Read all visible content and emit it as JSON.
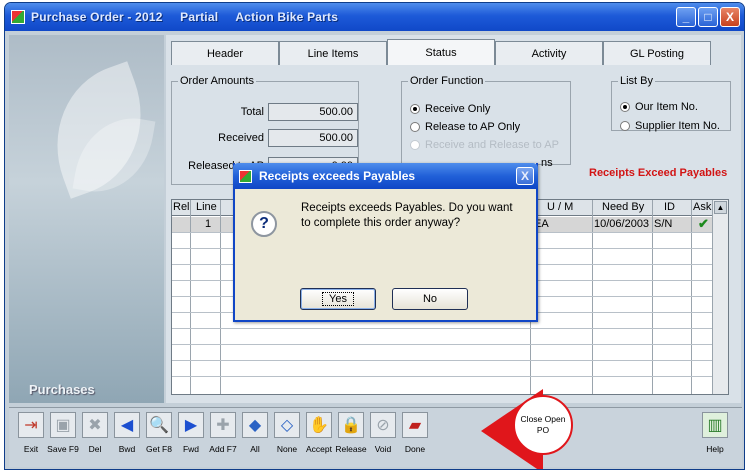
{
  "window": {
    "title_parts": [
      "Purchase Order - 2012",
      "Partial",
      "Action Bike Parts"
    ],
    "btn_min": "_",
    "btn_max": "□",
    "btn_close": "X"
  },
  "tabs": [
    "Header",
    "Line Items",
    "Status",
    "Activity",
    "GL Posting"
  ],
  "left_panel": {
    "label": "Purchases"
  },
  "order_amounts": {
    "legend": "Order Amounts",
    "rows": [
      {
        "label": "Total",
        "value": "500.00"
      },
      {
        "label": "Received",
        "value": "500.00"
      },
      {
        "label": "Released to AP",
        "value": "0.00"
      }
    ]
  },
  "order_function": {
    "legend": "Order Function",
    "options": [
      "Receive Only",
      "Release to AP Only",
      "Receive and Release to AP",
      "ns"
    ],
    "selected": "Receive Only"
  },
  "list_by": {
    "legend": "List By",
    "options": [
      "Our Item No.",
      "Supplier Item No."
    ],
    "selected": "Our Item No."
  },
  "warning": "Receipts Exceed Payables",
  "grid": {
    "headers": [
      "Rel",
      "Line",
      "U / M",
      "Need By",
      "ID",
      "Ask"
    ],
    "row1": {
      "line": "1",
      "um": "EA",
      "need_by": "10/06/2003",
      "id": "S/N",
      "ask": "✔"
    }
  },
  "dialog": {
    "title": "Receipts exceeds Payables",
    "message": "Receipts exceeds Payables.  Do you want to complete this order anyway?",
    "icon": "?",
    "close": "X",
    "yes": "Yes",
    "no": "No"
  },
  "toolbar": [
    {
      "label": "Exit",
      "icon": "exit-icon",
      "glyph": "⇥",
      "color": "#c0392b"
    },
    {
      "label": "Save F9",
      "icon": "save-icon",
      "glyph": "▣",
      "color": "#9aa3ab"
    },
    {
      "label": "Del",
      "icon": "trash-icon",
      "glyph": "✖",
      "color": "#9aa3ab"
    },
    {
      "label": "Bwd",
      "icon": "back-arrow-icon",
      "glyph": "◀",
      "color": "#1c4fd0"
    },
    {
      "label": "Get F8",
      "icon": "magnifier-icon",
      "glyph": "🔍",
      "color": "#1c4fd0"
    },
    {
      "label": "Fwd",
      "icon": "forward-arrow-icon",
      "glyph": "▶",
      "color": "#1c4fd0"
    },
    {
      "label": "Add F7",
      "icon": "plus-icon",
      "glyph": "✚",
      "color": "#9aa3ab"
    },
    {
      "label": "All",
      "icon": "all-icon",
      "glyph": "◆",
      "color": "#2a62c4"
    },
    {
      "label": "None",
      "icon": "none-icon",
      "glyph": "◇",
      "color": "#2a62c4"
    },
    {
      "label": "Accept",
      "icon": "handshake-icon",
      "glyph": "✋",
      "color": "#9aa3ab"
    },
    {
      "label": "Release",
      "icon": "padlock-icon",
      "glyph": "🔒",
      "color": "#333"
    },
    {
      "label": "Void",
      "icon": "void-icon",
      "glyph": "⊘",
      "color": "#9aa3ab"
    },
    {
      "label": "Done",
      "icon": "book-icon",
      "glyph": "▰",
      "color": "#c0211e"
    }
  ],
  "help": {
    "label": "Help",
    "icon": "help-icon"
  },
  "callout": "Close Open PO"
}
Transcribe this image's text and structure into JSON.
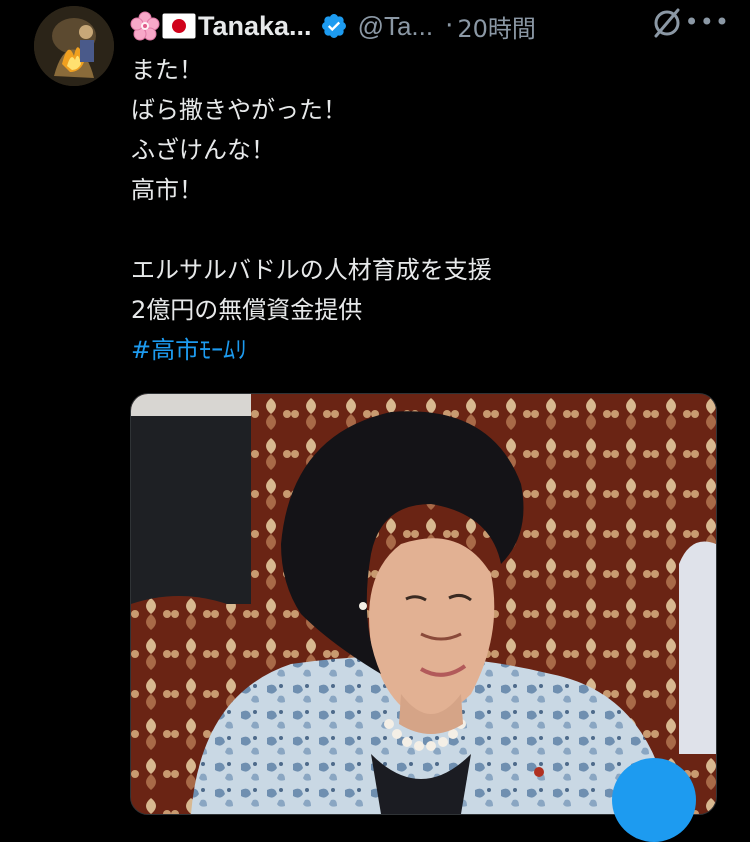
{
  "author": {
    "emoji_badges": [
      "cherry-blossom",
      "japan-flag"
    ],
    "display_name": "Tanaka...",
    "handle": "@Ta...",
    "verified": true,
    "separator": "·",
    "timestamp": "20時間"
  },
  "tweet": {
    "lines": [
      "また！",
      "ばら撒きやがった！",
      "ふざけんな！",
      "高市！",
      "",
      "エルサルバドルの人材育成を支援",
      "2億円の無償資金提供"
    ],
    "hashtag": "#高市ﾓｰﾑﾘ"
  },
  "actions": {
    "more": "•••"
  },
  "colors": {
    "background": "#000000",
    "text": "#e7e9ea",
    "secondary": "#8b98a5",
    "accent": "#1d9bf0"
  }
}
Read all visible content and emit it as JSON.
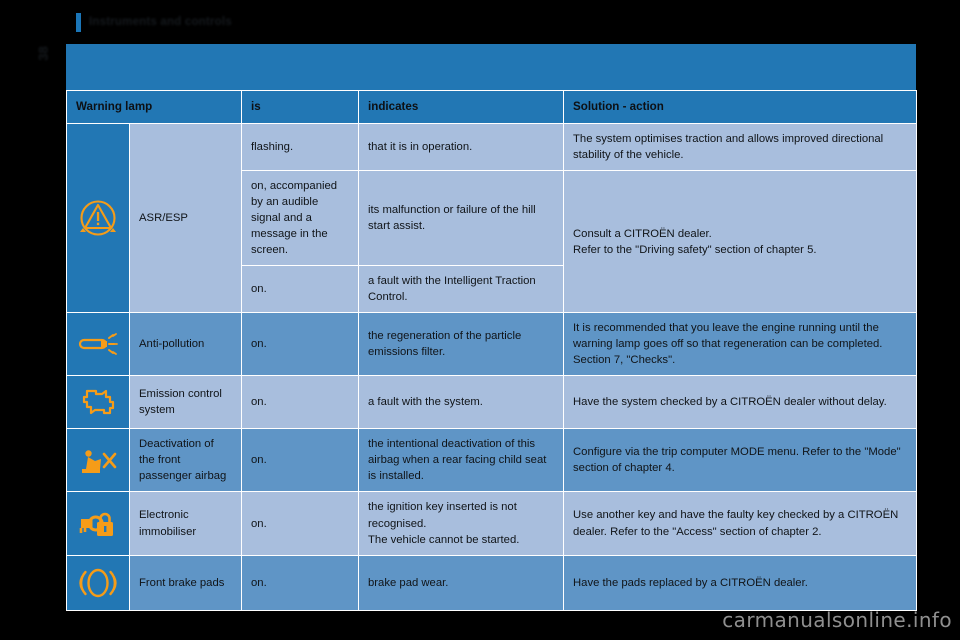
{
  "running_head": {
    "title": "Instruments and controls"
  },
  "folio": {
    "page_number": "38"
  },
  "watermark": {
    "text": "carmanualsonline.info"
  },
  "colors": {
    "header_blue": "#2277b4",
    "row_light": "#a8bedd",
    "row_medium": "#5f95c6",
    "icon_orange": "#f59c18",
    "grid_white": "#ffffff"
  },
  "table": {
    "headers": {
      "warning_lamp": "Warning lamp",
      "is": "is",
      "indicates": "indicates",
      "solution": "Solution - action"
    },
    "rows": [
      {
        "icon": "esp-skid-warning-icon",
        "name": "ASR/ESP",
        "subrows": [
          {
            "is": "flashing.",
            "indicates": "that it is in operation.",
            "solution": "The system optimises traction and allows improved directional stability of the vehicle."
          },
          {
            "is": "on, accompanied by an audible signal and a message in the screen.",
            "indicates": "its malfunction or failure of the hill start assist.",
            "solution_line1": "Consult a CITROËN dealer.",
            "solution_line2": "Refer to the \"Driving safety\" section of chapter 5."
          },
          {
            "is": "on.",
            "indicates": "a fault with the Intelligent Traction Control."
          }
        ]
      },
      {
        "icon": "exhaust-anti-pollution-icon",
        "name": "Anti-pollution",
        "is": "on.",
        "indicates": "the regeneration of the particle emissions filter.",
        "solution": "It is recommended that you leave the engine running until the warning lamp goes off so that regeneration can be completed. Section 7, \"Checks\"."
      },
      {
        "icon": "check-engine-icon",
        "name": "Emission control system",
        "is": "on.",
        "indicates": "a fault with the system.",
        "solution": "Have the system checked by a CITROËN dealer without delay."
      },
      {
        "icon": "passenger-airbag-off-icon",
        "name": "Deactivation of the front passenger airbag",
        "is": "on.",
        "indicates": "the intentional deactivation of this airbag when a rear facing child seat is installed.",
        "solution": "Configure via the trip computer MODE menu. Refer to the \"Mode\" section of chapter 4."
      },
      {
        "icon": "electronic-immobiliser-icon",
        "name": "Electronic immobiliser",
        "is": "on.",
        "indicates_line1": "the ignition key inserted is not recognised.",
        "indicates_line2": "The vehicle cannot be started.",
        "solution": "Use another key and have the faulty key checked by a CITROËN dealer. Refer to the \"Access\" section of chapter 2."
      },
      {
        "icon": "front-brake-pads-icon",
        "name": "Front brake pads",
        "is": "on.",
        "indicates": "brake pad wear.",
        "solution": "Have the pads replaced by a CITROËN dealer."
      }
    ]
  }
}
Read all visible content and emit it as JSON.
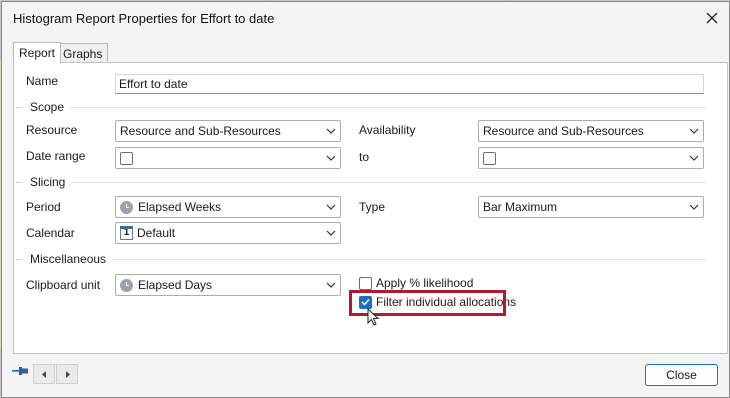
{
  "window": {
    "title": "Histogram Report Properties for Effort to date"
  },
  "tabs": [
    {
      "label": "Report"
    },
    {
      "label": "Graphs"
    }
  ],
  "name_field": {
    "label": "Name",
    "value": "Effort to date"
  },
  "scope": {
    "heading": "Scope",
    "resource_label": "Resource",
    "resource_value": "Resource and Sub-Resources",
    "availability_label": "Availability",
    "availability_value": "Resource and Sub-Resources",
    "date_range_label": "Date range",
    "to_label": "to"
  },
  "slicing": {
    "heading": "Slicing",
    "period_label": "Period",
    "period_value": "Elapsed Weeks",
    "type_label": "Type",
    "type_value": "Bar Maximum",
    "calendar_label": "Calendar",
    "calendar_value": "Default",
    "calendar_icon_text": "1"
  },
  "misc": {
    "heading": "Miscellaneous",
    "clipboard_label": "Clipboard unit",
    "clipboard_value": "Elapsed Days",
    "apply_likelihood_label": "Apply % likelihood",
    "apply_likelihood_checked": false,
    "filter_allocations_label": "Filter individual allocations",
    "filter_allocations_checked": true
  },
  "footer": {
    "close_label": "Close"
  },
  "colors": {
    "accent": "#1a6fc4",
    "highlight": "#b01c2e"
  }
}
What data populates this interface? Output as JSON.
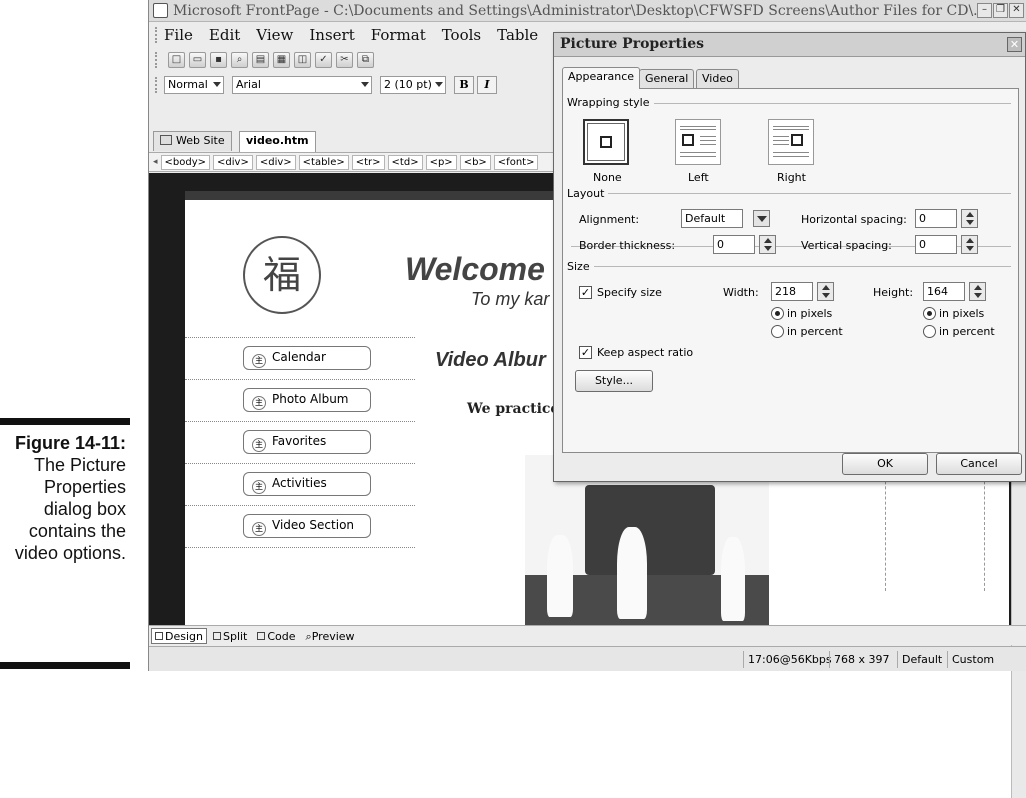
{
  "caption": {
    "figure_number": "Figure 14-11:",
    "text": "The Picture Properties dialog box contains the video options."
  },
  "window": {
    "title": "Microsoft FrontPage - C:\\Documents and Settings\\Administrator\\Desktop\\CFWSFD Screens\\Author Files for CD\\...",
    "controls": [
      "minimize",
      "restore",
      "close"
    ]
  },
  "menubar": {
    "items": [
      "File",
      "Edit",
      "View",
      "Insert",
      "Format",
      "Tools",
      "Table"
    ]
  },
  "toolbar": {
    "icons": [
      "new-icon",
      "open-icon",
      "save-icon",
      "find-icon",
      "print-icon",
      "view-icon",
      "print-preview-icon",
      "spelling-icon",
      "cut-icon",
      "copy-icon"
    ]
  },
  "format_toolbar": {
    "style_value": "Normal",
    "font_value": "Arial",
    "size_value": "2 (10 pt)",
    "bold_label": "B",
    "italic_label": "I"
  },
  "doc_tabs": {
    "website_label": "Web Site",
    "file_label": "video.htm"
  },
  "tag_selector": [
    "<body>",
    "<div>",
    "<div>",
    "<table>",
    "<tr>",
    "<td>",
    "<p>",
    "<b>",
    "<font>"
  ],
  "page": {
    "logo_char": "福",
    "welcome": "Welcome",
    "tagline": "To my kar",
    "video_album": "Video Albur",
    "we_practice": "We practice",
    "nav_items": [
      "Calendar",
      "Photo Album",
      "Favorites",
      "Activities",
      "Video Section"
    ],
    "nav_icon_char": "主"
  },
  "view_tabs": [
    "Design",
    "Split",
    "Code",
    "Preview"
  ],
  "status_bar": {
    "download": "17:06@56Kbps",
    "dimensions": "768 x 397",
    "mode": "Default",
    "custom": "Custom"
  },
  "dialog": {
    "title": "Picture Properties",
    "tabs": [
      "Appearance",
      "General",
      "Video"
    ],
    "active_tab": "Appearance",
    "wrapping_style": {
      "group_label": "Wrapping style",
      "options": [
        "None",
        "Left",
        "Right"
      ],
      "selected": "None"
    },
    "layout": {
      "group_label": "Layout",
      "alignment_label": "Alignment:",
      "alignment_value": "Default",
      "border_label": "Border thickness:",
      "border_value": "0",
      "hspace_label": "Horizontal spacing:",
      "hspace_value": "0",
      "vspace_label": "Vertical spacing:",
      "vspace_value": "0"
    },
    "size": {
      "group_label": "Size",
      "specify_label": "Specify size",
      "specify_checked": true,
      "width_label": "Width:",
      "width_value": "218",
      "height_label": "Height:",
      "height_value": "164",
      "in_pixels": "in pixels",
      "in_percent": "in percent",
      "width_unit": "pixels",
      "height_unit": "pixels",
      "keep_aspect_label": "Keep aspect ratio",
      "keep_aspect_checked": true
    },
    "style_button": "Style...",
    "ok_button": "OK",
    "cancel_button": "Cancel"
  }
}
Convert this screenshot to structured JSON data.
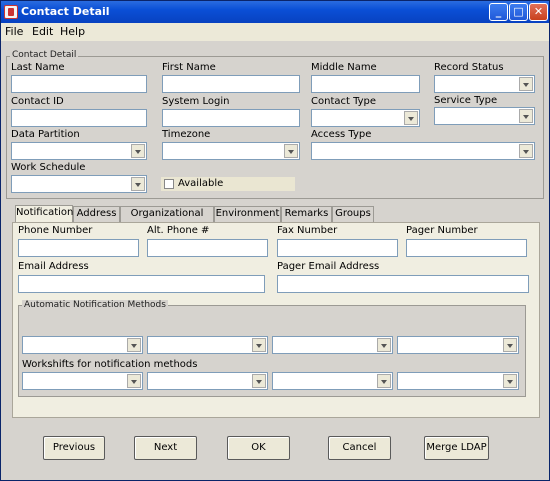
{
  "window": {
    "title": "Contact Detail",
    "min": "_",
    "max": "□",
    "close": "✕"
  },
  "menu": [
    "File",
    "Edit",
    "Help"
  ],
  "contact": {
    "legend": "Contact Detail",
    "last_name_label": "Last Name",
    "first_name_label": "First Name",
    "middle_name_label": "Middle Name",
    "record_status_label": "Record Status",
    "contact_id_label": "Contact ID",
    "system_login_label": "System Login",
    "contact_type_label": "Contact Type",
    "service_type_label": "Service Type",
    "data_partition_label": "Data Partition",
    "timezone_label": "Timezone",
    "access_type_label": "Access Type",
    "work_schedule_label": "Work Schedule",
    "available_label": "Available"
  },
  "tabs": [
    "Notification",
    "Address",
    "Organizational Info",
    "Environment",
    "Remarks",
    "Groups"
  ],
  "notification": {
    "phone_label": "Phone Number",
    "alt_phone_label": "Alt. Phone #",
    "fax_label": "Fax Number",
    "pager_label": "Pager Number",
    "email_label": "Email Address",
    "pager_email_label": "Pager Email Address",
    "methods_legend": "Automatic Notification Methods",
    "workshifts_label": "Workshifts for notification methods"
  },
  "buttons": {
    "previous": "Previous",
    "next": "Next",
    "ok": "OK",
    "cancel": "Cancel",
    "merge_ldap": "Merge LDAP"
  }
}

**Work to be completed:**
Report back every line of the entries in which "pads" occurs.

**Response to this exercise:**
        "icon": "front-brake-pads-icon",
        "name": "Front brake pads",
        "solution": "Have the pads replaced by a CITROËN dealer."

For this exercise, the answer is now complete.